"The wolf is a very leery animal," Darwin said. "You imagine a wolf hears you 3 miles in the distance, he's turned and gone by the time you get to where they were. You've got to pick up the pace to close the distance and catch up. Because it's considered predator control, we are allowed to use snow machines, but you have to shut them off and you can't shoot from a moving snow machine.

"We found some tracks, but the snow was hard. I got off my machine. I walked to try to find the tracks and Leighton moved ahead. All of a sudden I hear him throttle up and there's two wolves been laying not very far. He stopped, saw them take off and got them."

A picture of Vander Esch holding one of the massive wolves made its way to the Cowboys' scouting room before the draft. Soon everybody started to call him "The Wolf Hunter."

"That was just a way for them to remember who I was and to kind of put an image in their head about who I was and an easy way to remember," Leighton said. "I liked it. That's probably one of the best nicknames I've had. It just stuck. I couldn't blame them. My name's kind of long, so it was probably easier to remember it that way."

He is just Leighton in Riggins.

As he walked in for dinner at the Seven Devils Steakhouse and Saloon recently, he knew everybody in the place. Just down the street is the Salmon River Inn, where just about everybody in town filled the back room to watch the NFL draft and see Vander Esch selected No. 19 overall. Vander Esch's agent, Ron Slavin, picked up the bar tab that night.

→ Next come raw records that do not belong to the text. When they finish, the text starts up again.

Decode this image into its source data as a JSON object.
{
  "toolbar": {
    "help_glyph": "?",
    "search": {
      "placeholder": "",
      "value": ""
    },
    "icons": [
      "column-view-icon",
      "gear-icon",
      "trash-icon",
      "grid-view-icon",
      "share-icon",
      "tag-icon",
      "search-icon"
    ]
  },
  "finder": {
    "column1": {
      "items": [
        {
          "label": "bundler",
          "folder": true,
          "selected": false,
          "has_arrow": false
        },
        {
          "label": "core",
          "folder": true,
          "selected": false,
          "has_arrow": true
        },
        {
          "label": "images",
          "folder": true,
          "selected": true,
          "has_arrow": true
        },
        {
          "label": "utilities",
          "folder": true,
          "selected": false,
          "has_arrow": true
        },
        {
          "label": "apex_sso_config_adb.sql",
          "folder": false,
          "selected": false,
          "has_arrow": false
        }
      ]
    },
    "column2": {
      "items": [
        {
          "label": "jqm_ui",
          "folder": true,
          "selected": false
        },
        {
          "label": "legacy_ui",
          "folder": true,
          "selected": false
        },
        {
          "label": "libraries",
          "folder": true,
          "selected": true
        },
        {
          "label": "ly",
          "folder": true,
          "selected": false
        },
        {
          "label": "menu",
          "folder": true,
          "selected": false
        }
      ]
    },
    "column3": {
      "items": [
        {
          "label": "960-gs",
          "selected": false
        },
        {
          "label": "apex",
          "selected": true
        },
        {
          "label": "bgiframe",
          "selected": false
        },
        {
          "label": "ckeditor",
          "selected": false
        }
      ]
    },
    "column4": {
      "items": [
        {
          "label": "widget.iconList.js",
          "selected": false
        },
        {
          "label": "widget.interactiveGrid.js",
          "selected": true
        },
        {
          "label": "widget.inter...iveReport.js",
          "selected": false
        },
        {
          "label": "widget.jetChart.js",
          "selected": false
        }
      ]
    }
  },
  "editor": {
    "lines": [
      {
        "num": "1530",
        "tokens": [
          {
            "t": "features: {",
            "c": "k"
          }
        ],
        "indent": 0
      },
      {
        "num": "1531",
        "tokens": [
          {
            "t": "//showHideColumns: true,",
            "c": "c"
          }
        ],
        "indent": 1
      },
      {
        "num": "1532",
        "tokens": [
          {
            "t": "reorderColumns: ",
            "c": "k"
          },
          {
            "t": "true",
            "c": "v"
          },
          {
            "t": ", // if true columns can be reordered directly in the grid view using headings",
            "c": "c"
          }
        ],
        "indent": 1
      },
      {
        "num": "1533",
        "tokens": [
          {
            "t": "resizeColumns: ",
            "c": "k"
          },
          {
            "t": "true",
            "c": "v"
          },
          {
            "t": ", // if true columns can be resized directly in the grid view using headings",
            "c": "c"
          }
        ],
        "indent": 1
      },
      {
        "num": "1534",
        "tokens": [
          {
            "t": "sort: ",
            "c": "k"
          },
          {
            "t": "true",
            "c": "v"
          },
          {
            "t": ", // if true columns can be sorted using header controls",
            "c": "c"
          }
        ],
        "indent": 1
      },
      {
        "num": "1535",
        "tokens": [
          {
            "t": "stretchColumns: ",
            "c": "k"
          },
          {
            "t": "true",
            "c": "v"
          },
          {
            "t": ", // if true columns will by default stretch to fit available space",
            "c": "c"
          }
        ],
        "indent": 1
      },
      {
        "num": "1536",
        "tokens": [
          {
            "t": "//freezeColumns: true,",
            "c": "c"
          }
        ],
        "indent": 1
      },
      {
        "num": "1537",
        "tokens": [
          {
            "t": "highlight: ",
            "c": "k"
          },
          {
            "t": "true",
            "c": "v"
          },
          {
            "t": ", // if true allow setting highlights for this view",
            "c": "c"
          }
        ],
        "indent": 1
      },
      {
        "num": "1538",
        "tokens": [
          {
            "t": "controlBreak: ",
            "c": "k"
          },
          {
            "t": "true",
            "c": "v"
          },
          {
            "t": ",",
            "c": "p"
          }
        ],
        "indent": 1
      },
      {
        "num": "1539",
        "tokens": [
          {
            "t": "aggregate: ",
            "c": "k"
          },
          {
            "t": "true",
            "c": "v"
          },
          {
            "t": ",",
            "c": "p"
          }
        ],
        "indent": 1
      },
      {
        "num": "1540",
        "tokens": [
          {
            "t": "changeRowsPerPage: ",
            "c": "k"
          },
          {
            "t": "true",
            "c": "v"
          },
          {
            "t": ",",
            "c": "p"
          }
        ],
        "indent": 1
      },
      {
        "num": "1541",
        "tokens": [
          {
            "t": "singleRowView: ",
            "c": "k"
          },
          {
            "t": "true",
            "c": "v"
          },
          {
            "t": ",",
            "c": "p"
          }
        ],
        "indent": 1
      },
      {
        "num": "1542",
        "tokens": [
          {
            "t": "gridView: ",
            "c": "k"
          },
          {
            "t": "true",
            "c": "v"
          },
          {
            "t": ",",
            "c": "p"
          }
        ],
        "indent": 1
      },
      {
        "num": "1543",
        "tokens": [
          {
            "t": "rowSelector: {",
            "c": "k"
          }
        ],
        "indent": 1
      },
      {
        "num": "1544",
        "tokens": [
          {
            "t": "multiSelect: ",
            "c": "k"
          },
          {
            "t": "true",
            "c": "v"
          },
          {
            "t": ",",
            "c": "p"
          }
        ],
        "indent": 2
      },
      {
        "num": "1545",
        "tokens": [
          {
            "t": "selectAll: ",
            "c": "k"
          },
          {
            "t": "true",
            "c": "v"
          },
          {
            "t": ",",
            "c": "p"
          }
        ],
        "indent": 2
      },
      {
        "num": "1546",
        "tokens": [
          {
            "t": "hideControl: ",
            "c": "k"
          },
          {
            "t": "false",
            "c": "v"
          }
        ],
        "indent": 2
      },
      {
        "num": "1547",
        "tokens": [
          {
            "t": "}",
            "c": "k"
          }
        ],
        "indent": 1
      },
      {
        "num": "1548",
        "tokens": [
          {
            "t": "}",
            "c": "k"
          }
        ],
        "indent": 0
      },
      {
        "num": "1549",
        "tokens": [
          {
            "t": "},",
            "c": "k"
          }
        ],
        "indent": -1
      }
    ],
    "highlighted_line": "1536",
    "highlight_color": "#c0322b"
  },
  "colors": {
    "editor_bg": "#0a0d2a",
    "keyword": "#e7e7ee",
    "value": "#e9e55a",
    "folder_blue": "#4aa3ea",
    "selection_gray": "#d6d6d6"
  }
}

It was a whopping $1,000.

Recently, on one of the last nights off he will have before training camp, Leighton went down to the beach at Shorts Bar on the river with some friends, remembering old times and looking forward to all that will come with the Cowboys.

"I think he'll always be a Riggins kid," Shepherd said.

A vast and unlimited future

At different times, Ty Dolla $ign, Drake and Bryan Adams blare through the speakers as the Polaris RZR zips up the road from the Vander Esch house into Nez Perce National Forest. The turns are twisting and sometimes tight as Vander Esch reaches speeds of 60 mph on the gravelly road.

The back end of the all-terrain vehicle slides back and forth, but Vander Esch adjusts quickly and straightens everything out, just as he would do later on the raft in the Salmon River.

After taking a shortcut through the woods, filled with dips and bumps, two grazing cows look up unimpressed and don't move. A buck scatters as the engine spits and picks up speed. Vander Esch casually tosses out a small tree branch that entered the vehicle during the climb.

At nearly 8,500 feet of elevation, Vander Esch cuts the engine.

To his left is Seven Devils Mountains, where he hiked, hunted, camped and fished with his family. Two weeks ago, snow covered the face of the mountain, but the summer sun has melted most of it away.

To his right are ranges that carry into Oregon and Washington. Behind him are others that go into Montana.

"Pretty neat spot," Leighton says.

As Vander Esch looked out at a view that seemed to go on forever, his future looked much the same.